Friday, June 22nd- We decided to spend today seeing what Ketchikan is most noted for, their collection of Totem Poles. Our first stop was the Totem Heritage Center, which houses a collection of 19th century totem poles and other carvings.
We were surprised to find that the totem poles were displayed in an indoor exhibit, and that these were among the few that were standing upright, with others laying down, and inside a glass case.
These totem poles are the original totems (some as old as 150 years) that were retrieved in the 1970’s from the Tlingit villages on Tongass Island and Village Island, and the Haida village of Old Kasaan on Prince of Wales Island. The villages were being deserted, as the inhabitants moved to Ketchikan and other towns at the beginning of the 20th century to be closer to schools and employment.
The average ‘lifespan’ of a totem pole is about 75 years before it will fall over and be left by the natives to rot and return to the earth. These totem poles were retrieved with the permission of native elders and preserved as they were found at the old village sites. Master carvers have studied them and carved reproductions which stand at other sites.
The display at the Heritage Center was accompanied by vey good explanations of the use of totem poles and the figures depicted. The totems, above show a beaver with a baby beaver in front (with the adult beaver’s tail partially covering it, and a bear that sits atop a totem pole.
Traditionally, totem poles were carved out of a red cedar tree, to honor important individuals, commemorate significant events, and to proclaim the linage and social standing of their owners. They have been used to memorialize as well as sometimes serving as a place for cremated ashes for an important tribal member.
The figures used will depict a ‘totem’ that represents the particular clan or ‘house’ ’of an individual, or will tell a story, sometimes mythical, that has significance. The actual meaning of an individual totem pole can only be known in the context of when it was carved, by whom, and for what occasion. Totem poles have great cultural significance, but have never been worshipped or used as religious objects by the native populations.

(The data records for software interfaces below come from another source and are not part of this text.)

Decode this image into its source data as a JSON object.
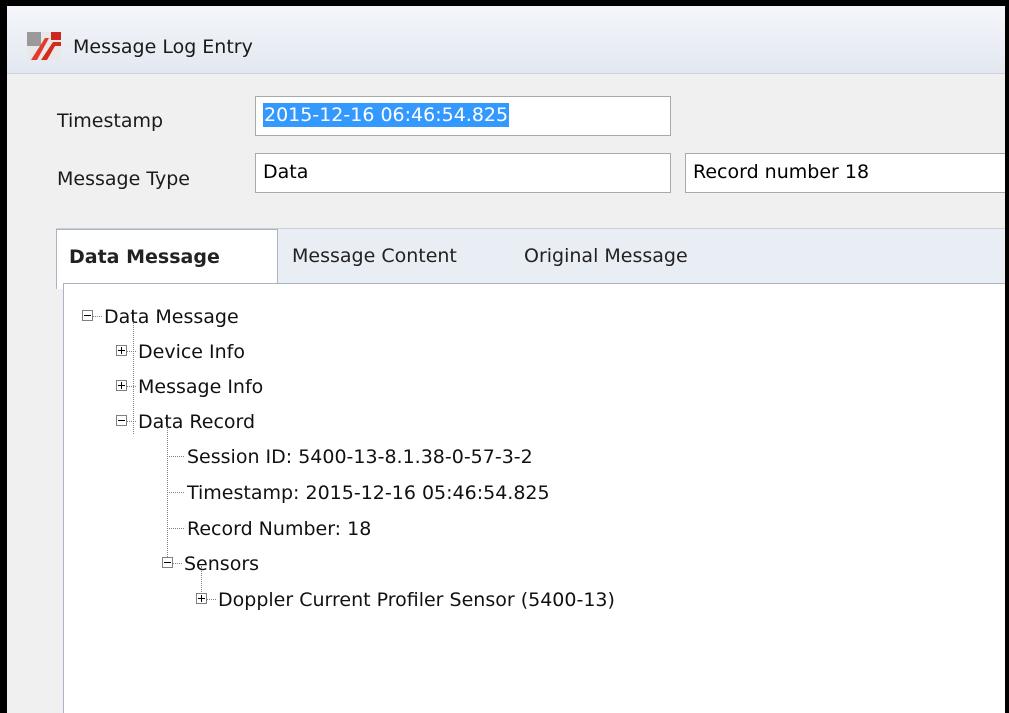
{
  "window": {
    "title": "Message Log Entry",
    "icon": "app-logo-icon"
  },
  "form": {
    "timestamp_label": "Timestamp",
    "timestamp_value": "2015-12-16 06:46:54.825",
    "message_type_label": "Message Type",
    "message_type_value": "Data",
    "record_value": "Record number 18"
  },
  "tabs": [
    {
      "label": "Data Message",
      "selected": true
    },
    {
      "label": "Message Content",
      "selected": false
    },
    {
      "label": "Original Message",
      "selected": false
    }
  ],
  "tree": {
    "root": "Data Message",
    "device_info": "Device Info",
    "message_info": "Message Info",
    "data_record": "Data Record",
    "session_id": "Session ID: 5400-13-8.1.38-0-57-3-2",
    "timestamp": "Timestamp: 2015-12-16 05:46:54.825",
    "record_number": "Record Number: 18",
    "sensors": "Sensors",
    "doppler_sensor": "Doppler Current Profiler Sensor (5400-13)"
  },
  "colors": {
    "selection": "#3399ff",
    "window_border": "#000000",
    "tab_strip": "#e9edf4"
  }
}
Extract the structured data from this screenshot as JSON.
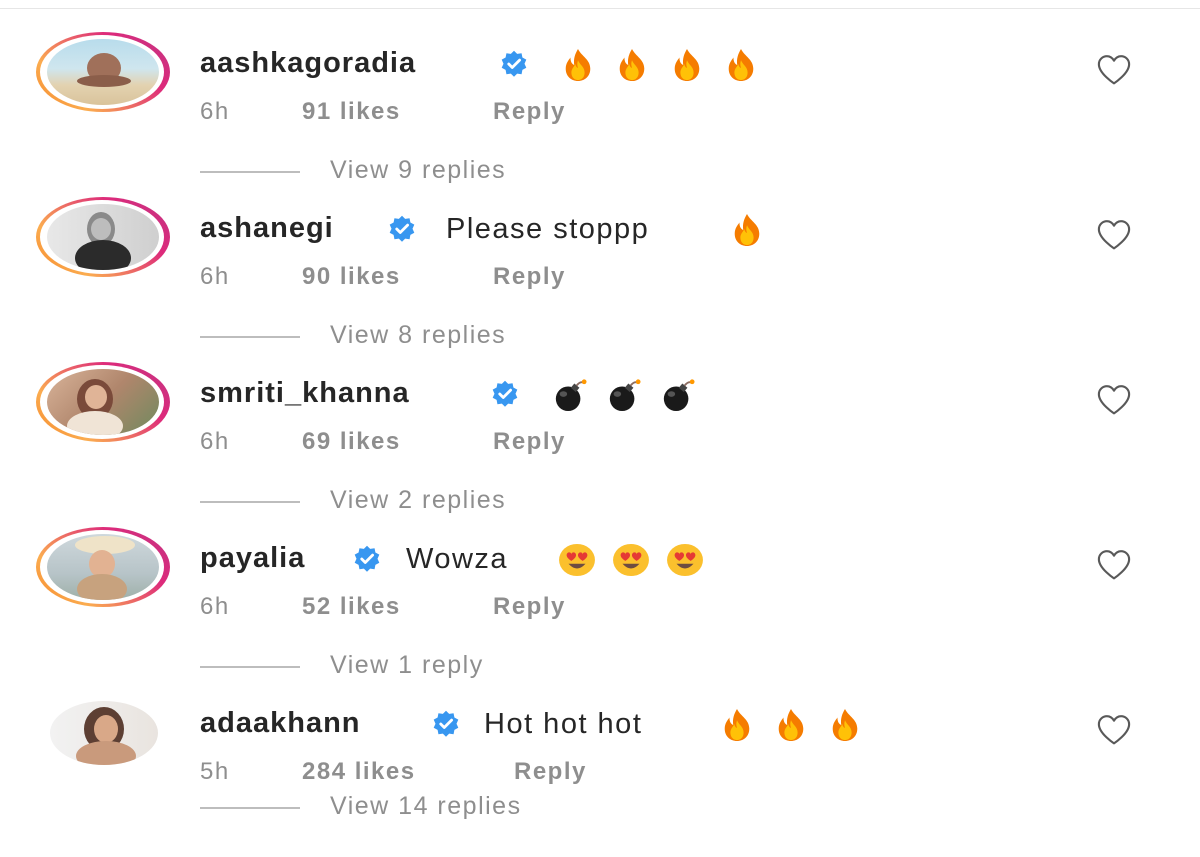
{
  "comments": [
    {
      "username": "aashkagoradia",
      "verified": true,
      "text": "",
      "emojis": [
        "fire-emoji",
        "fire-emoji",
        "fire-emoji",
        "fire-emoji"
      ],
      "time": "6h",
      "likes": "91 likes",
      "reply_label": "Reply",
      "view_replies": "View 9 replies",
      "story_ring": true
    },
    {
      "username": "ashanegi",
      "verified": true,
      "text": "Please stoppp",
      "emojis": [
        "fire-emoji"
      ],
      "time": "6h",
      "likes": "90 likes",
      "reply_label": "Reply",
      "view_replies": "View 8 replies",
      "story_ring": true
    },
    {
      "username": "smriti_khanna",
      "verified": true,
      "text": "",
      "emojis": [
        "bomb-emoji",
        "bomb-emoji",
        "bomb-emoji"
      ],
      "time": "6h",
      "likes": "69 likes",
      "reply_label": "Reply",
      "view_replies": "View 2 replies",
      "story_ring": true
    },
    {
      "username": "payalia",
      "verified": true,
      "text": "Wowza",
      "emojis": [
        "heart-eyes-emoji",
        "heart-eyes-emoji",
        "heart-eyes-emoji"
      ],
      "time": "6h",
      "likes": "52 likes",
      "reply_label": "Reply",
      "view_replies": "View 1 reply",
      "story_ring": true
    },
    {
      "username": "adaakhann",
      "verified": true,
      "text": "Hot hot hot",
      "emojis": [
        "fire-emoji",
        "fire-emoji",
        "fire-emoji"
      ],
      "time": "5h",
      "likes": "284 likes",
      "reply_label": "Reply",
      "view_replies": "View 14 replies",
      "story_ring": false
    }
  ],
  "colors": {
    "text_primary": "#262626",
    "text_secondary": "#8e8e8e",
    "verified_blue": "#3897f0",
    "ring_gradient": [
      "#f58529",
      "#dd2a7b",
      "#c13584"
    ]
  }
}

This part of the totem pole represents a fable of ‘stone ribs’, a fisherman who fell in the water and was rescued by the orcas and brought to live with them. When ‘stone ribs’ started to miss his family, he had to wrap himself in a sea otter to be able to swim the cold waters to return home.
The ancient totems are weathered, but much of the carving is intact, along with traces of the original paint, which was typically mixed from a base of chewed and spit out salmon eggs mixed with natural minerals to create a blue/green or a red/brown, or a black pigment. As you can imagine, the paint was used sparingly to highlight the significant details.
We much preferred those more natural looking totem poles such as found at the Heritage Center, or these which were located atop a hill at Cape Fox Lodge…….
To those that we saw when we drove just a bit south of town to Saxman Totem Site.
Which were more recent reproductions of some of the same totem poles found at the Heritage Center.
More modern and more vivid paints were used, and the ‘ancient’ feeling is lost, but the craftsmanship is still amazing. On the left, is the raven who stole the sun….and I am standing by the figure of a wolf.
On left, is an eagle…and at right, Fred stand in a portal pole….one that would have been used at the doorway of a lodge.
And….speaking of eagles…….
While driving about, we spotted these guys. Knowing that eagles are monogamous and mate for life, and that the young eagles spend the first 2 years of their life with brown and white mottled plumage…..We just would have to guess that this is a momma and daddy eagle with their youngster.
Besides….don’t they just look like proud parents?
The Totem Heritage Center, lunch at Cape Fox Lodge, another jaunt downtown, then out to Saxman for the totem poles there, then a drive about to a cove south of town where we saw the eagles (it was an area that we were told about when we stopped and visited with a couple of nice ladies at the church we visited). Quite enough for one day!